2. Materials & Methods We tested the effect of cutting regime (harvested, mulched, intact) on the symbiotic N2 fixation and the distribution of the fixed N2 in the soil/plant system in a field experiment with pure red clover and mixed red clover-perennial ryegrass green manure leys. Stands of pure perennial ryegrass were also included for reference. The experiment was carried out in southwestern Sweden and repeated during three consecutive years. Symbiotic N2 fixation in clover was determined with 15N isotope dilution technique (Dahlin and Stenberg, 2010a), belowground N and shoot litter N was determined through labeling of clover leaves with 15N-urea (Dahlin and Stenberg, 2010a), and transfer of N from clover to grass estimated by 15N isotope dilution technique and through labeling of clover leaves with 15N-urea (Dahlin and Stenberg, 2010b). Total amount of fixed N2 in the soil-plant system was calculated on the basis of determinations of N in the different plant and soil fractions. Uptake of N from mulch was determined using 15N labeled mulch material (Dahlin et al., 2011). Nitrogen supply to a following oat crop was determined during the year immediately following incorporation of the leys by determination of soil mineral N and N in crop grain and straw.
3.Results & Discussion The total amount of fixed N2 was higher in the harvested and mulched treatments (average
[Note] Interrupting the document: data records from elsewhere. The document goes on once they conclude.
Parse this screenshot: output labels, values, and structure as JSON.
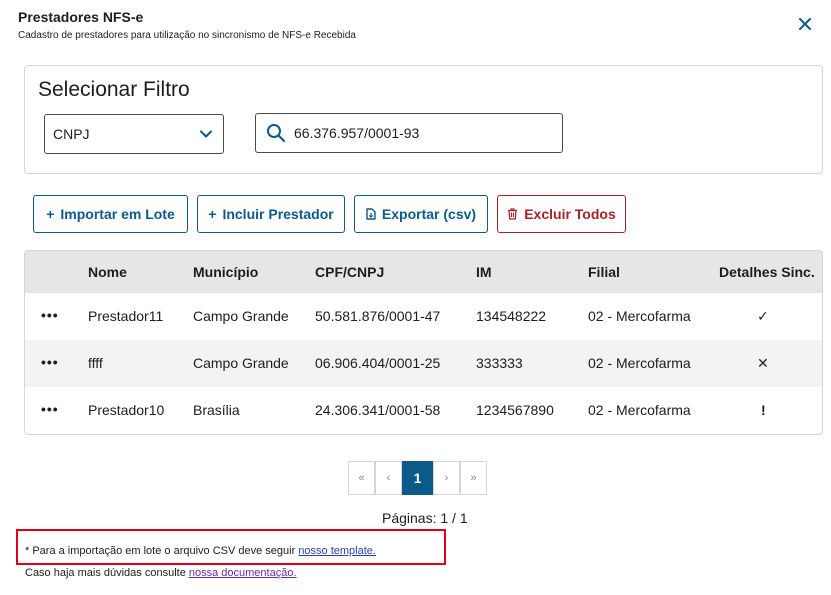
{
  "header": {
    "title": "Prestadores NFS-e",
    "subtitle": "Cadastro de prestadores para utilização no sincronismo de NFS-e Recebida"
  },
  "filter": {
    "title": "Selecionar Filtro",
    "select_value": "CNPJ",
    "search_value": "66.376.957/0001-93"
  },
  "actions": {
    "import_label": "Importar em Lote",
    "add_label": "Incluir Prestador",
    "export_label": "Exportar (csv)",
    "delete_label": "Excluir Todos"
  },
  "table": {
    "columns": [
      "Nome",
      "Município",
      "CPF/CNPJ",
      "IM",
      "Filial",
      "Detalhes Sinc."
    ],
    "rows": [
      {
        "nome": "Prestador11",
        "municipio": "Campo Grande",
        "cnpj": "50.581.876/0001-47",
        "im": "134548222",
        "filial": "02 - Mercofarma",
        "status": "✓"
      },
      {
        "nome": "ffff",
        "municipio": "Campo Grande",
        "cnpj": "06.906.404/0001-25",
        "im": "333333",
        "filial": "02 - Mercofarma",
        "status": "✕"
      },
      {
        "nome": "Prestador10",
        "municipio": "Brasília",
        "cnpj": "24.306.341/0001-58",
        "im": "1234567890",
        "filial": "02 - Mercofarma",
        "status": "!"
      }
    ],
    "row_menu": "•••"
  },
  "pagination": {
    "first": "«",
    "prev": "‹",
    "current": "1",
    "next": "›",
    "last": "»",
    "label": "Páginas: 1 / 1"
  },
  "footer": {
    "csv_note": "* Para a importação em lote o arquivo CSV deve seguir ",
    "csv_link": "nosso template.",
    "doc_note": "Caso haja mais dúvidas consulte ",
    "doc_link": "nossa documentação."
  },
  "colors": {
    "primary": "#0c5a8a",
    "danger": "#a8222a",
    "highlight": "#e0001b"
  },
  "icons": {
    "close": "close-icon",
    "chevron": "chevron-down-icon",
    "search": "search-icon",
    "plus": "plus-icon",
    "export": "file-export-icon",
    "trash": "trash-icon"
  }
}
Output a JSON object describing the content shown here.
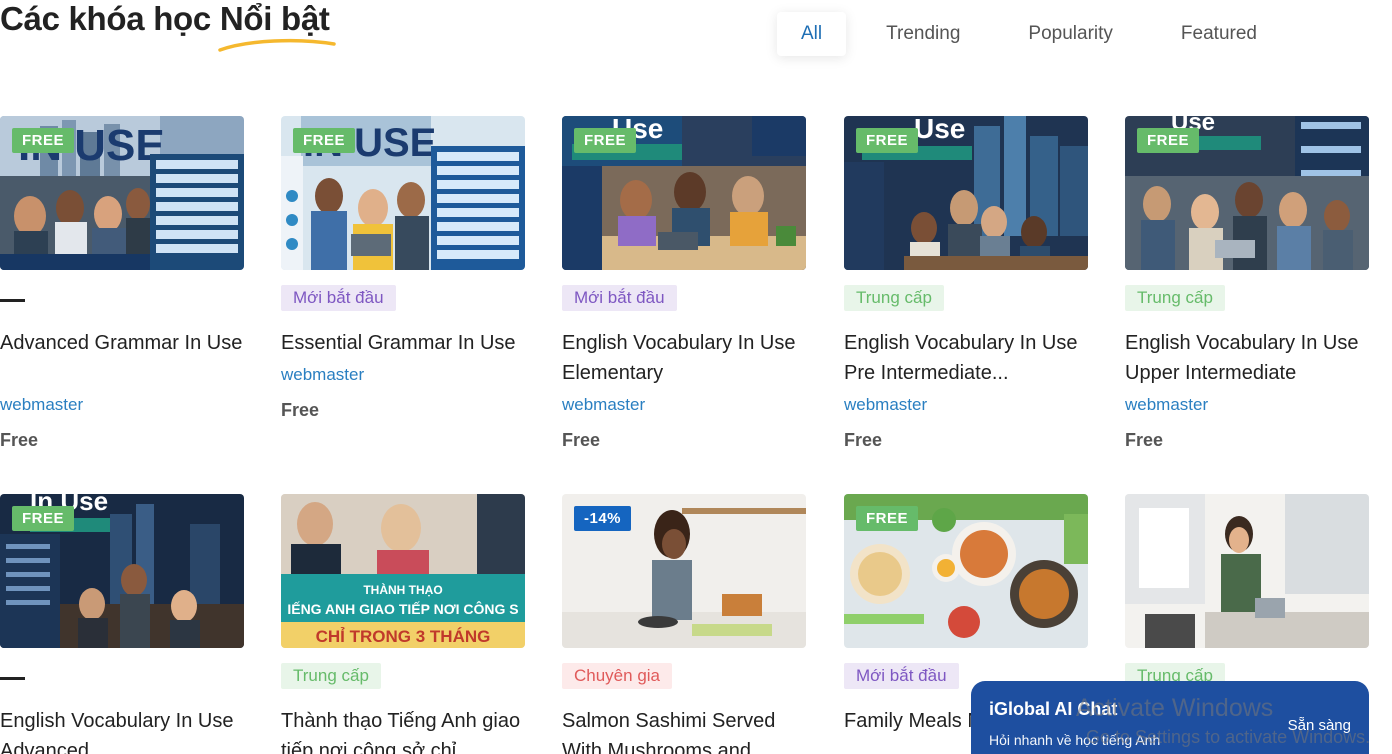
{
  "section": {
    "title_plain": "Các khóa học ",
    "title_highlight": "Nổi bật"
  },
  "filters": [
    "All",
    "Trending",
    "Popularity",
    "Featured"
  ],
  "courses": [
    {
      "badge": "FREE",
      "level": "",
      "title": "Advanced Grammar In Use",
      "author": "webmaster",
      "price": "Free"
    },
    {
      "badge": "FREE",
      "level": "Mới bắt đầu",
      "title": "Essential Grammar In Use",
      "author": "webmaster",
      "price": "Free"
    },
    {
      "badge": "FREE",
      "level": "Mới bắt đầu",
      "title": "English Vocabulary In Use Elementary",
      "author": "webmaster",
      "price": "Free"
    },
    {
      "badge": "FREE",
      "level": "Trung cấp",
      "title": "English Vocabulary In Use Pre Intermediate...",
      "author": "webmaster",
      "price": "Free"
    },
    {
      "badge": "FREE",
      "level": "Trung cấp",
      "title": "English Vocabulary In Use Upper Intermediate",
      "author": "webmaster",
      "price": "Free"
    },
    {
      "badge": "FREE",
      "level": "",
      "title": "English Vocabulary In Use Advanced",
      "author": "",
      "price": ""
    },
    {
      "badge": "",
      "level": "Trung cấp",
      "title": "Thành thạo Tiếng Anh giao tiếp nơi công sở chỉ",
      "author": "",
      "price": "",
      "banner_line1": "THÀNH THẠO",
      "banner_line2": "IẾNG ANH GIAO TIẾP NƠI CÔNG S",
      "banner_line3": "CHỈ TRONG 3 THÁNG"
    },
    {
      "badge": "-14%",
      "level": "Chuyên gia",
      "title": "Salmon Sashimi Served With Mushrooms and",
      "author": "",
      "price": ""
    },
    {
      "badge": "FREE",
      "level": "Mới bắt đầu",
      "title": "Family Meals Nutrition",
      "author": "",
      "price": ""
    },
    {
      "badge": "",
      "level": "Trung cấp",
      "title": "",
      "author": "",
      "price": ""
    }
  ],
  "chat": {
    "title": "iGlobal AI Chat",
    "subtitle": "Hỏi nhanh về học tiếng Anh",
    "status": "Sẵn sàng"
  },
  "watermark": {
    "line1": "Activate Windows",
    "line2": "Go to Settings to activate Windows."
  },
  "colors": {
    "accent_blue": "#2a7fc1",
    "free_badge": "#66bb6a",
    "sale_badge": "#1565c0",
    "highlight_underline": "#f5b82e",
    "chat_bg": "#1e4fa0"
  }
}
45.3 g N m-2) than in the intact treatment (mean 31.8 g N m-2). Recycling of N to the ley in the mulched treatment was 21% of the N in the mulch and contributed 13.7% (pure clover) and 2.2% (mixed clover-grass) of clover plant N uptake during re-growth. Uptake of N from mulch did not significantly decrease the amount of fixed N2 in the mulched treatment compared to the harvested treatment but instead contributed to greater total biomass. This is contradictory to the findings of Heuwinkel et al. (2005) who found a reduction of N2 fixation by mulching. However, the quantity of mulch used in their study was approx. 3 times larger than in our study where the mulch corresponded to the standing biomass before cutting. Large amounts of fixed N2 was found in the below ground fractions corresponding to 53%, 46%, and 60% of total fixed N2 in intact, harvested and mulched treatments, respectively. In the harvested treatments most of the remaining fixed N2 had been exported from the field with the harvested shoot. In the mulched treatment 7% of the fixed N2 was lost, presumably via gaseous losses. Although the total N2 fixation did not differ between the harvested and mulch treatments, it was thus a noticeable difference in where the N was located.
the intact treatments was larger compared to the cut treatment when the transfer via wilting leaves in intact stands and shoots left lying on the ground in the mulched stands was included in the estimates. This suggests that N transfer is not affected by cutting strategies as long as shoot biomass is not left in the field and the cutting frequency is high enough to minimize falling leaf litter. The N transfer contributed strongly to the N budget of the companion ryegrass, especially in the stands where leaf fall contributed to the transfer. The uptake of clover-derived N by a companion crop may have implications for the composition and feeding value of fodder leys as well as for the efficiency catch crops.